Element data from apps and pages
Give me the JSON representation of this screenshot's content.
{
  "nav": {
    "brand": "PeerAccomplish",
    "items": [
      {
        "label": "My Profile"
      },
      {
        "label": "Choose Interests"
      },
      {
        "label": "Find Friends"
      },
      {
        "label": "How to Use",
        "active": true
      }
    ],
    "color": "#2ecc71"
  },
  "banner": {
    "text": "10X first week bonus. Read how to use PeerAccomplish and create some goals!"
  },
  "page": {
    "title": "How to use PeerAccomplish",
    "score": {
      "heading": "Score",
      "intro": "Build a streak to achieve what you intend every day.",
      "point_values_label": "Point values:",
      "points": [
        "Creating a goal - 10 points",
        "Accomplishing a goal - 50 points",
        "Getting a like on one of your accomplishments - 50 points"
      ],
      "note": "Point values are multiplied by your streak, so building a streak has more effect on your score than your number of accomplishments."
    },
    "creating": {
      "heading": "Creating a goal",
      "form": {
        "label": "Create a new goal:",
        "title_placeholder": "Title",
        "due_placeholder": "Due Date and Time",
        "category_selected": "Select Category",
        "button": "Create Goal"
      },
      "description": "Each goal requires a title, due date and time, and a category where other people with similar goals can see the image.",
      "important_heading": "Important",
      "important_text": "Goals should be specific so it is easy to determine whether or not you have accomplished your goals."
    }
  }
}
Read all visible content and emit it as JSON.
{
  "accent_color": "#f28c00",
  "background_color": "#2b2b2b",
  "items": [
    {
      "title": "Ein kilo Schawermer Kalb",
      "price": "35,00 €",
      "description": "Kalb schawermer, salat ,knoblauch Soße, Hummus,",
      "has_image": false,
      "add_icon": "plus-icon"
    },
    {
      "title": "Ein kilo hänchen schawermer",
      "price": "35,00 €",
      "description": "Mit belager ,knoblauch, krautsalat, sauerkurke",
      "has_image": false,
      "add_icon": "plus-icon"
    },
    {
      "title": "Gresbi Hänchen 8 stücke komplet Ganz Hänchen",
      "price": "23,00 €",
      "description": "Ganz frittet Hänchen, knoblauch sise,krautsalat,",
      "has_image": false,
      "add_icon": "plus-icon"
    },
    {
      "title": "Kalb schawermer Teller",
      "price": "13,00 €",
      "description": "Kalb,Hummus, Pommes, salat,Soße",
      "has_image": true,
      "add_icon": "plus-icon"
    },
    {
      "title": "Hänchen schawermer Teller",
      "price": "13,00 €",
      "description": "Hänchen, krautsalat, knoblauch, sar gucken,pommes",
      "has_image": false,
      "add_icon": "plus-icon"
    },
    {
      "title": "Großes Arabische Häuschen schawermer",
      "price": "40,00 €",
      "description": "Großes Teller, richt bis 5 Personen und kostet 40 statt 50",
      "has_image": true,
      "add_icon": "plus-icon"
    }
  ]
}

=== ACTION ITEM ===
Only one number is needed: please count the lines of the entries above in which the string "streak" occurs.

=== COMPLETED TASK ===
2